I bought a really good graphic novel version of the jungle at Strands a few weeks ago. Winds up that the illustrator is Mad Magazine alum, Peter Kuper. Then on Saturday while tossing a stack of unread NY Times the Sunday Book Review slips out and there's an article about two new books on Upton Sinclair. The beginning excerpt by David Thomson: "A hundred years ago, an American writer hurled these words at the world: " 'Bubbly Creek' is an arm of the Chicago River, and forms the southern boundary of the yards; all the drainage of the square mile of packing house empties into it, so that it is really a great open sewer a hundred or two feet wide. One long arm of it is blind, and the filth stays there forever and a day. The grease and chemicals that are poured into it undergo all sorts of strange transformations, which are the cause of its name; it is constantly in motion, as if huge fish were feeding in it, or great leviathans were disporting themselves in its depths. Bubbles of carbonic acid gas will rise to the surface and burst, and make rings two or three feet wide. Here and there the grease and filth have caked solid, and the creek looks like a bed of lava; chickens walk about on it, feeding, and many times an unwary stranger has started to stroll across, and vanished temporarily." The substantive finish: "But the real thing about "The Jungle" is the way Sinclair saw the vicious link between "them" and "us," a dramatic paranoia straight from Dickens. If Sinclair were here today, I'd send him to the San Joaquin Valley, where vegetables fit for Hockney and every farmers' market are produced through dire exploitation. I'd urge him to go to Salinas, John Steinbeck's hometown, where the public libraries nearly closed recently for lack of funding and where the prospects for Hispanics who work the valley are expatriation, gang warfare, a broken back in the sun and the chemicals or . . . the American dream.

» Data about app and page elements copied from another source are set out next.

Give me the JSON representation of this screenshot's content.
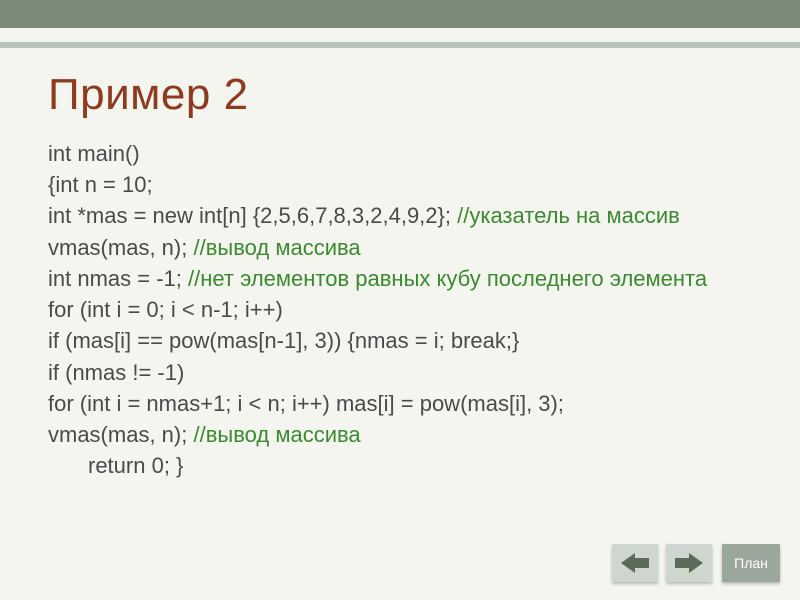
{
  "title": "Пример 2",
  "code": {
    "l1": "int main()",
    "l2": "{int n = 10;",
    "l3a": "int *mas = new int[n] {2,5,6,7,8,3,2,4,9,2}; ",
    "l3b": "//указатель на массив",
    "l4a": "vmas(mas, n); ",
    "l4b": "//вывод массива",
    "l5a": "int nmas = -1; ",
    "l5b": "//нет элементов равных кубу последнего элемента",
    "l6": "for (int i = 0; i < n-1; i++)",
    "l7": "if (mas[i] == pow(mas[n-1], 3)) {nmas = i; break;}",
    "l8": "if (nmas != -1)",
    "l9": "for (int i = nmas+1; i < n; i++) mas[i] = pow(mas[i], 3);",
    "l10a": "vmas(mas, n); ",
    "l10b": "//вывод массива",
    "l11": "return 0; }"
  },
  "buttons": {
    "plan": "План"
  },
  "colors": {
    "title": "#8e3a1f",
    "comment": "#3a8a2f",
    "code": "#4a4a4a",
    "bar_dark": "#7a8b7a",
    "bar_light": "#b9c2b9",
    "bg": "#f5f5f0"
  }
}
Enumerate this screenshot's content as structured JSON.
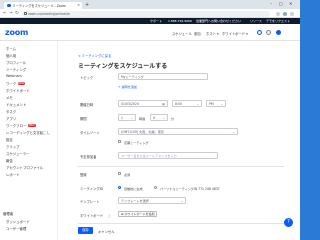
{
  "browser": {
    "tab_title": "ミーティングをスケジュール - Zoom",
    "url": "zoom.us/meeting/schedule",
    "new_tab": "+",
    "minimize": "–",
    "maximize": "□",
    "close": "✕",
    "tab_close": "×",
    "back": "←",
    "forward": "→",
    "reload": "↻"
  },
  "promo_bar": {
    "support": "サポート",
    "phone": "1.888.799.9666",
    "request_demo": "営業部門へお問い合わせください",
    "resources": "リソース",
    "open_app": "デモをリクエスト"
  },
  "header": {
    "logo": "zoom",
    "nav": [
      "スケジュール",
      "参加",
      "ホスト ▾",
      "ホワイトボード ▾"
    ]
  },
  "sidebar": {
    "items": [
      {
        "label": "ホーム",
        "badge": ""
      },
      {
        "label": "個人用",
        "badge": ""
      },
      {
        "label": "プロフィール",
        "badge": ""
      },
      {
        "label": "ミーティング",
        "badge": ""
      },
      {
        "label": "Webinars",
        "badge": ""
      },
      {
        "label": "ワーク",
        "badge": "NEW"
      },
      {
        "label": "ホワイトボード",
        "badge": ""
      },
      {
        "label": "メモ",
        "badge": ""
      },
      {
        "label": "ドキュメント",
        "badge": ""
      },
      {
        "label": "タスク",
        "badge": ""
      },
      {
        "label": "アプリ",
        "badge": ""
      },
      {
        "label": "ワークフロー",
        "badge": "NEW"
      },
      {
        "label": "レコーディングと文字起こし",
        "badge": ""
      },
      {
        "label": "設定",
        "badge": ""
      },
      {
        "label": "クリップ",
        "badge": ""
      },
      {
        "label": "スケジューラー",
        "badge": ""
      },
      {
        "label": "報告",
        "badge": ""
      },
      {
        "label": "アカウントプロファイル",
        "badge": ""
      },
      {
        "label": "レポート",
        "badge": ""
      }
    ],
    "section_admin": "管理者",
    "admin_items": [
      "ダッシュボード",
      "ユーザー管理"
    ]
  },
  "form": {
    "back_link": "< ミーティングに戻る",
    "title": "ミーティングをスケジュールする",
    "topic_label": "トピック",
    "topic_value": "Myミーティング",
    "add_description": "+ 説明を追加",
    "when_label": "開催日時",
    "date_value": "01/03/2024",
    "time_value": "8:00",
    "ampm_value": "PM",
    "duration_label": "期間",
    "duration_hours": "1",
    "hours_unit": "時間",
    "duration_minutes": "0",
    "minutes_unit": "分",
    "timezone_label": "タイムゾーン",
    "timezone_value": "(GMT-5:00) 大阪、札幌、東京",
    "recurring_label": "定期ミーティング",
    "attendees_label": "予定参加者",
    "attendees_placeholder": "ユーザー名またはメールアドレスを入力",
    "registration_label": "登録",
    "required_label": "必須",
    "meeting_id_label": "ミーティングID",
    "auto_generate": "自動的に生成",
    "pmi": "パーソナルミーティングID 771 246 4837",
    "template_label": "テンプレート",
    "template_value": "テンプレートを選択",
    "whiteboard_label": "ホワイトボード",
    "add_whiteboard": "ホワイトボードを追加",
    "save": "保存",
    "cancel": "キャンセル"
  },
  "help_icon": "?",
  "colors": {
    "accent": "#0b5cff",
    "badge": "#e02828",
    "promo_bg": "#0e1b2e"
  }
}
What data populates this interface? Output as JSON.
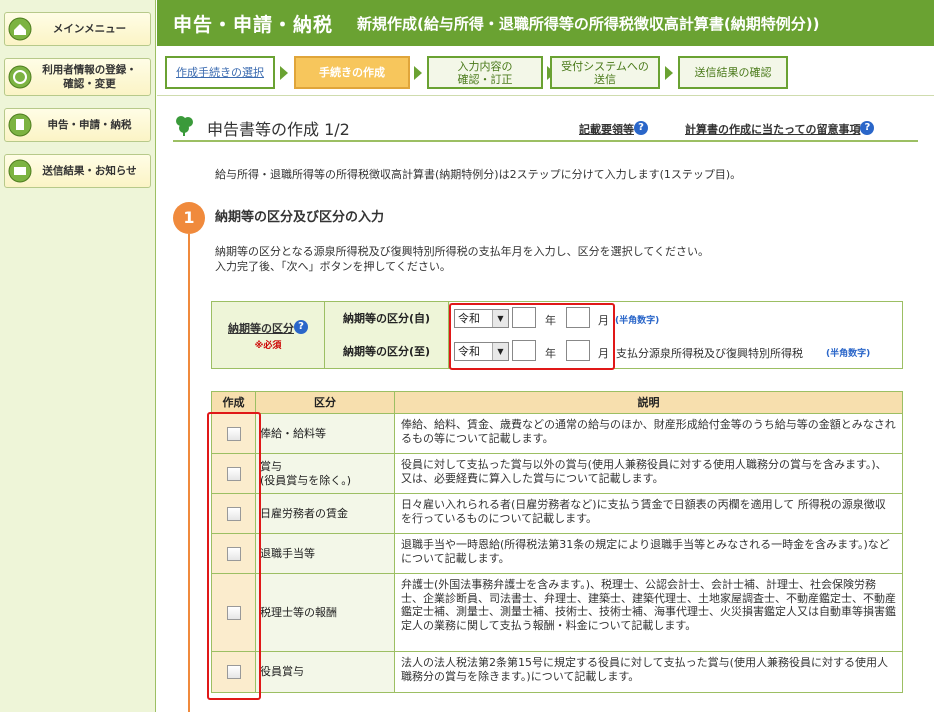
{
  "sidebar": {
    "items": [
      {
        "label": "メインメニュー",
        "icon": "home-icon"
      },
      {
        "label": "利用者情報の登録・\n確認・変更",
        "icon": "user-info-icon"
      },
      {
        "label": "申告・申請・納税",
        "icon": "document-icon"
      },
      {
        "label": "送信結果・お知らせ",
        "icon": "mail-icon"
      }
    ]
  },
  "header": {
    "main": "申告・申請・納税",
    "sub": "新規作成(給与所得・退職所得等の所得税徴収高計算書(納期特例分))"
  },
  "steps": [
    {
      "label": "作成手続きの選択",
      "state": "done"
    },
    {
      "label": "手続きの作成",
      "state": "current"
    },
    {
      "label": "入力内容の\n確認・訂正",
      "state": "todo"
    },
    {
      "label": "受付システムへの\n送信",
      "state": "todo"
    },
    {
      "label": "送信結果の確認",
      "state": "todo"
    }
  ],
  "page": {
    "title": "申告書等の作成 1/2",
    "link1": "記載要領等",
    "link2": "計算書の作成に当たっての留意事項",
    "intro": "給与所得・退職所得等の所得税徴収高計算書(納期特例分)は2ステップに分けて入力します(1ステップ目)。",
    "step_number": "1",
    "step_title": "納期等の区分及び区分の入力",
    "desc1": "納期等の区分となる源泉所得税及び復興特別所得税の支払年月を入力し、区分を選択してください。",
    "desc2": "入力完了後、「次へ」ボタンを押してください。"
  },
  "period": {
    "label": "納期等の区分",
    "required": "※必須",
    "from_label": "納期等の区分(自)",
    "to_label": "納期等の区分(至)",
    "era": "令和",
    "year_unit": "年",
    "month_unit": "月",
    "hint": "(半角数字)",
    "to_note": "支払分源泉所得税及び復興特別所得税"
  },
  "table": {
    "headers": [
      "作成",
      "区分",
      "説明"
    ],
    "rows": [
      {
        "kubun": "俸給・給料等",
        "desc": "俸給、給料、賃金、歳費などの通常の給与のほか、財産形成給付金等のうち給与等の金額とみなされるもの等について記載します。"
      },
      {
        "kubun": "賞与\n(役員賞与を除く。)",
        "desc": "役員に対して支払った賞与以外の賞与(使用人兼務役員に対する使用人職務分の賞与を含みます。)、又は、必要経費に算入した賞与について記載します。"
      },
      {
        "kubun": "日雇労務者の賃金",
        "desc": "日々雇い入れられる者(日雇労務者など)に支払う賃金で日額表の丙欄を適用して 所得税の源泉徴収を行っているものについて記載します。"
      },
      {
        "kubun": "退職手当等",
        "desc": "退職手当や一時恩給(所得税法第31条の規定により退職手当等とみなされる一時金を含みます。)などについて記載します。"
      },
      {
        "kubun": "税理士等の報酬",
        "desc": "弁護士(外国法事務弁護士を含みます。)、税理士、公認会計士、会計士補、計理士、社会保険労務士、企業診断員、司法書士、弁理士、建築士、建築代理士、土地家屋調査士、不動産鑑定士、不動産鑑定士補、測量士、測量士補、技術士、技術士補、海事代理士、火災損害鑑定人又は自動車等損害鑑定人の業務に関して支払う報酬・料金について記載します。"
      },
      {
        "kubun": "役員賞与",
        "desc": "法人の法人税法第2条第15号に規定する役員に対して支払った賞与(使用人兼務役員に対する使用人職務分の賞与を除きます。)について記載します。"
      }
    ]
  }
}
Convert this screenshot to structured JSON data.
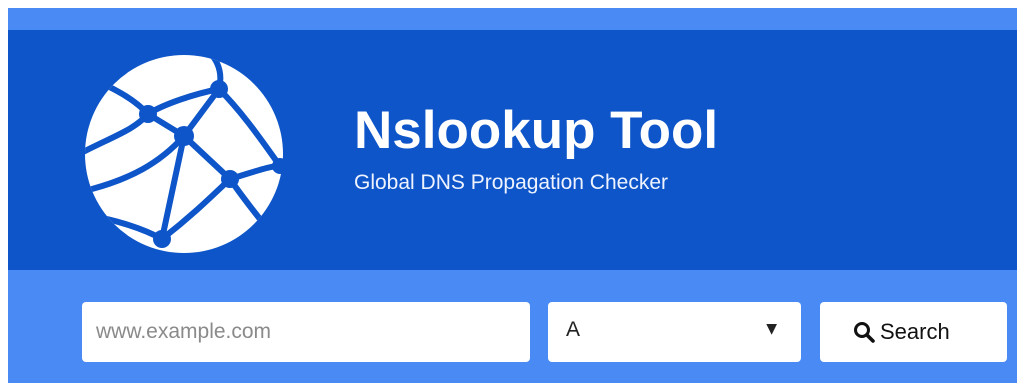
{
  "header": {
    "title": "Nslookup Tool",
    "subtitle": "Global DNS Propagation Checker",
    "logo_icon": "network-globe-icon"
  },
  "search": {
    "domain_placeholder": "www.example.com",
    "domain_value": "",
    "record_type": "A",
    "select_arrow": "▼",
    "button_label": "Search",
    "button_icon": "search-icon"
  },
  "colors": {
    "outer_background": "#4a8af4",
    "header_background": "#0d55c8",
    "text_on_header": "#ffffff",
    "control_background": "#ffffff"
  }
}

There was a period in this country, from the 30's through the 70's, in which government caring seemed to ease away some of the muck. We think of it as the Great Society, and we recall people and politicians who voiced hope for it without irony. It's clearer now that the middle class — the great force that made Dickens's England more benevolent — is in retreat. We are getting back to them and us, in a country that has earned little but shame in its foreign affairs. We are not liked, we are not trusted, we are not respected — and all those shortcomings are eroding our domestic souls. Katrina, that gust of nature, was the rehearsal for the revelation that "they" now have neither the means nor the intent of looking after us. We are on our own, and we may need to find our own Sinclairs." Here's a slide show from part of Kuper's book.Below is part of an imaginative hip hop high school report on the Jungle that I found on Google Video.